What I learnt from my first beta test
TL;DR summary at the end
After working for two years on my SEO SAAS, it was time to get real feedback, I entered the beta without knowing what to expect, I threw myself in the water, not knowing what in store.
I put a simple message in two Facebook groups (Lion Zeal, White Hat SEO): “Hi People, I’m looking for beta testers for my SEO product, it’s similar to Ahrefs/Semrush only lighter, I will provide full functional user for the beta testing”.
I wasn’t expecting what happened next, I got about 50 replies for each post over the next 24 hours, so I messaged every person that said he’s interested, the first thing I discovered is Facebook starts to show you captcha and warn you after you send about 20 messages, didn’t expect that, so I had to add the following to my post: “Apparently Facebook limits the number of messages I can send, send me a Facebook message and I’ll add you”.
I did eventually get to send a message to all the people that replied, I did it over time to avoid any penalties from Facebook. After my addition to the post some people sent me a message, some replied to the post.
Another tip is that there’s a message request tab in Facebook messenger and there’s also an option to see filtered result, many messages arrived to the filtered part.
At first I sent people “Hi”, but I then realized that if some hours passed between my message and their reply to my post, my hi could look like spam, so I adjusted the message into two options, those whom I directly messaged soon after their posted: “Hi, It’s about your comment for beta testing from the seo group”, and those whom I messaged after a while: “Hi, It’s about your comment for beta testing from the seo group, let me know if you are still interested”, I wanted to avoid any spam reports.
Most people replied back and wanted to test my tool, one replied he doesn’t remember what it’s about, I wished him a good day, some didn’t, I didn’t follow up.

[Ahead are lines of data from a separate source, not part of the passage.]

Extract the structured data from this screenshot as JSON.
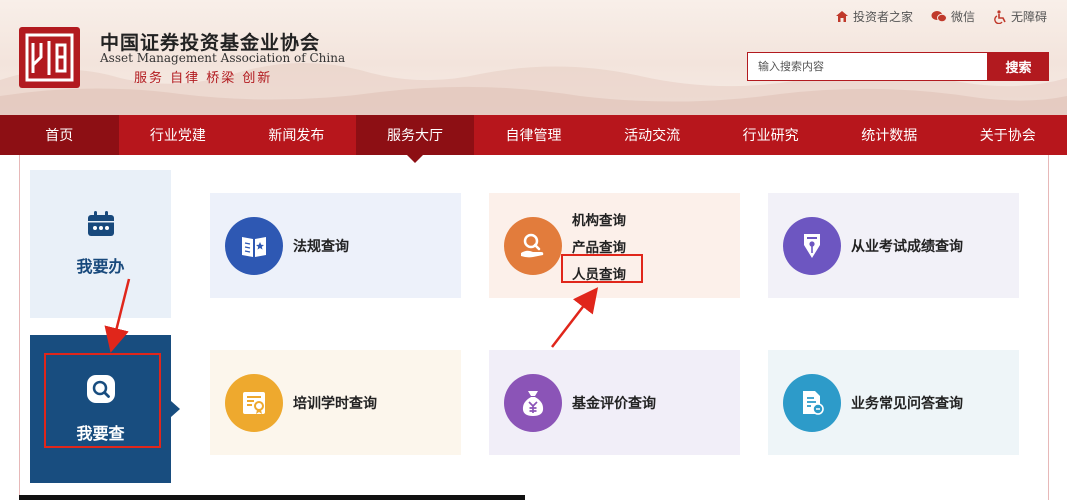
{
  "brand": {
    "name_cn": "中国证券投资基金业协会",
    "name_en": "Asset Management Association of China",
    "slogan": "服务 自律 桥梁 创新"
  },
  "top_links": [
    {
      "label": "投资者之家",
      "icon": "home-icon"
    },
    {
      "label": "微信",
      "icon": "wechat-icon"
    },
    {
      "label": "无障碍",
      "icon": "accessibility-icon"
    }
  ],
  "search": {
    "placeholder": "输入搜索内容",
    "button_label": "搜索"
  },
  "nav": {
    "items": [
      {
        "label": "首页"
      },
      {
        "label": "行业党建"
      },
      {
        "label": "新闻发布"
      },
      {
        "label": "服务大厅"
      },
      {
        "label": "自律管理"
      },
      {
        "label": "活动交流"
      },
      {
        "label": "行业研究"
      },
      {
        "label": "统计数据"
      },
      {
        "label": "关于协会"
      }
    ],
    "active": "服务大厅"
  },
  "side_tabs": {
    "do": {
      "label": "我要办",
      "icon": "calendar-icon"
    },
    "check": {
      "label": "我要查",
      "icon": "search-icon"
    }
  },
  "cards": {
    "regulations": {
      "label": "法规查询",
      "icon": "book-icon"
    },
    "institution": {
      "links": [
        "机构查询",
        "产品查询",
        "人员查询"
      ],
      "icon": "hand-search-icon"
    },
    "exam": {
      "label": "从业考试成绩查询",
      "icon": "pen-nib-icon"
    },
    "training": {
      "label": "培训学时查询",
      "icon": "certificate-icon"
    },
    "fund_rating": {
      "label": "基金评价查询",
      "icon": "money-bag-icon"
    },
    "faq": {
      "label": "业务常见问答查询",
      "icon": "document-chat-icon"
    }
  },
  "colors": {
    "brand_red": "#b7161c",
    "nav_active": "#8d0f14",
    "tab_blue": "#184d7f",
    "annotation_red": "#e0261b"
  }
}
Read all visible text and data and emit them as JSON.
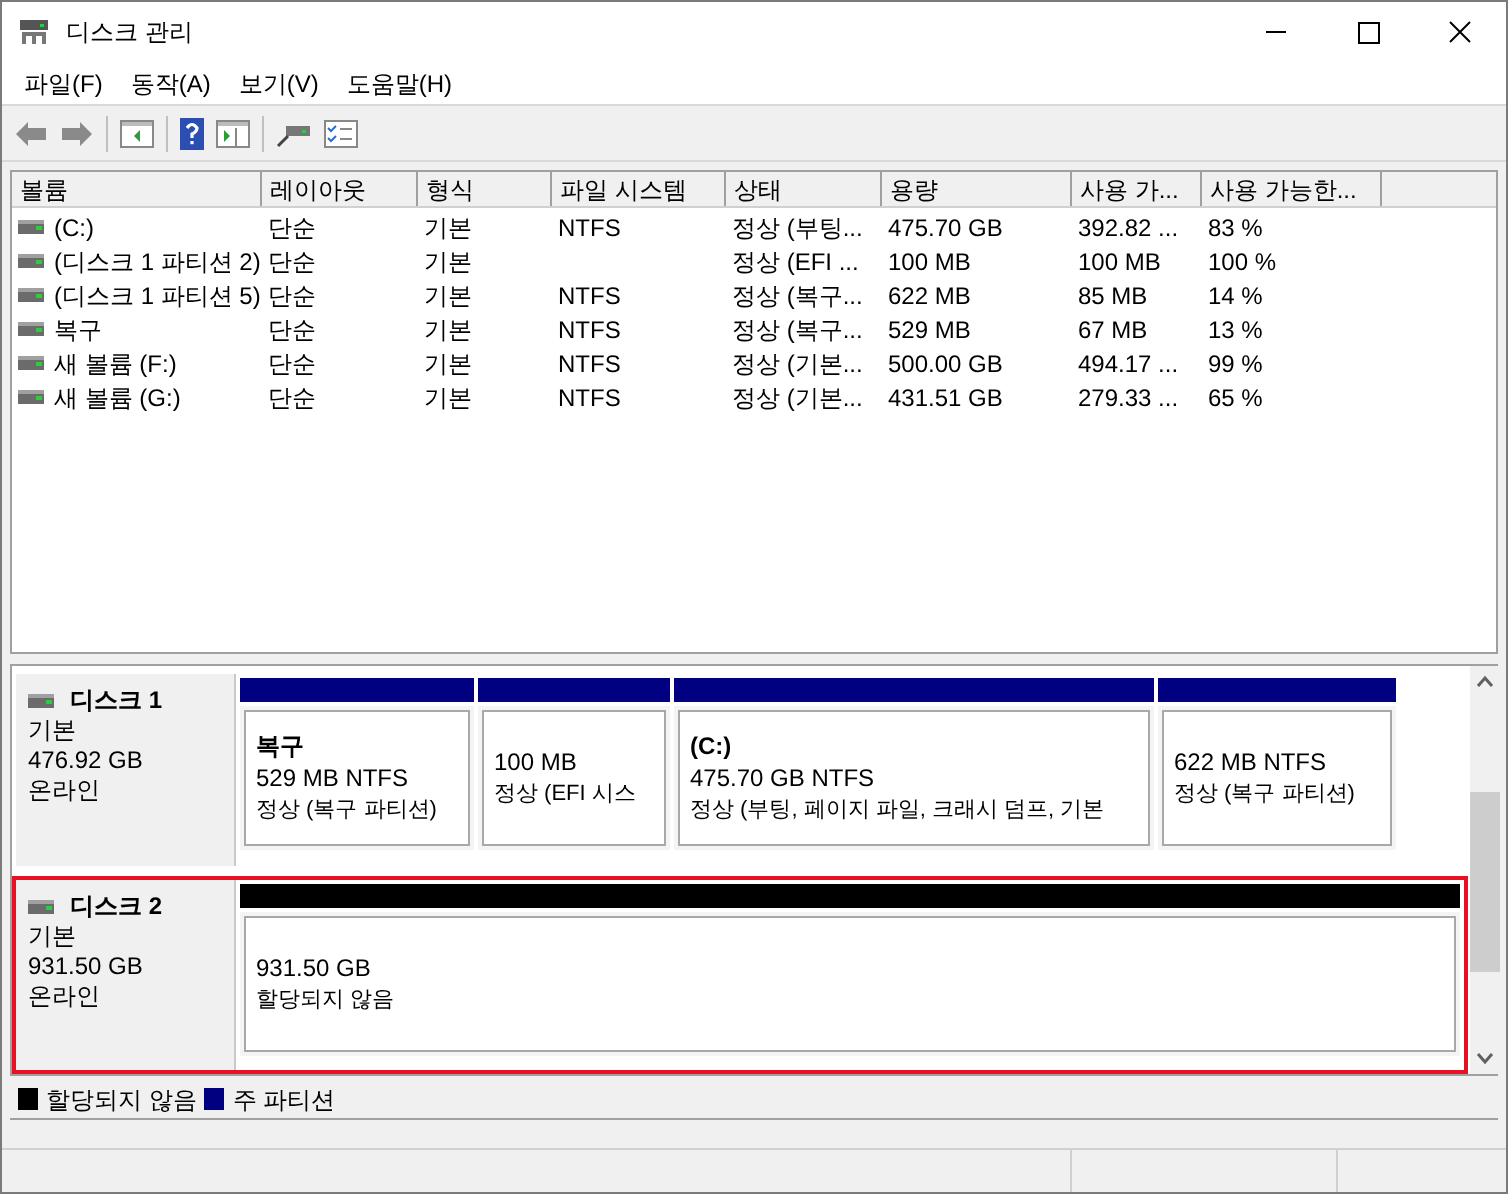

The people who wanted to test the tool, I send them to my site to register and then come back with their email so I can open their user like they actually paid and there are no limits, in retro spec that was very time consuming, and I should have automatically enabled all registration to be like they paid for the beta.
During my communication with the testers some gave me immediate feedback, some asked questions:
- What’s the difference between my product and product X?
- Which geography does my keyword database supports?
- General information about how I did the product
Some gave me feedback that was not related to the testing but gave me valuable information:
- Marketing avenues I didn’t consider
- Information about who uses the competition and how
- One tester told me he found a critical issue in his site, that my tool uncovered
One thing that people asked for and I wasn’t expecting is if I have a forum/system to report the bugs, I told them that they can reply to me, but the fact that about five testers asked it, was a surprise to me.
I think the beta went well, I discovered new things about myself and about my site:
I come from the world of B2B, and I’m not used to talking to so many people in one day, I felt just a little the mass reach of B2C. I had this buzzing energy, first time I felt it, it’s an energy that makes you want to run or do something energetic, not sit down or relax.
Also, when I visited the profiles of people who replied to my Facebook message, and the common theme in most profiles was pictures of happiness, being with friends, or family. Which strengthen one of my core beliefs that people just want to be happy.
Summary of the test
- Total duration was 3 days
- I got 71 registrations to test the product, from all around the world
- I got 1000 unique page views
- Nothing crashed
- About ten people added me as Facebook friend
- Most people used Gmail for the registration email
More detailed breakdown (Some of the Israel visits are probably mine)
What did I learn about my product?
- Everything worked, there were very few bugs, and I was able to resolve them quickly
- Server’s load was very low, so I have some time before I worry about it
- People mostly liked the product
- The feedback that was repeated more than once is the size of the backlinks database, which should grow over the next few months
- People liked the design and look
- There were little graphic issues, like bad rendering across different devices
- I saw how my analytics work, and found where I need to strengthen it
- Some of the features I thought people would use, I didn’t get any feedback on it
- Be open to feedback, I did hear some things I didn’t agree with, but I always thanked the tester
- Make sure your emails don’t land in Gmail spam folder
Now that the beta is over, I need to finish the last loose ends I have with the site and start the thing that is a challenge for me – marketing it.
Overall people were very helpful and positive, and I was surprised for good by the entire process.
I did discover that after the initial conversation none of the testers came back to me with feedback, I decided not to reach out, I got most of the input I wanted. Also the product didn’t stick, which means none stayed and use it, although they had full account.
Recap of what I learnt
Summary of things I learnt:
- Facebook limits the number of outgoing messages, ask people to message you.
- Make it easier for people to register with the test account.
- There’s a message request tab in Facebook messenger, and there’s a “see filtered result” option in it too.
- Most people are positive and happy to help.
- Always listen to your potential clients.
- People want to be happy.
- You need to follow up to get feedback.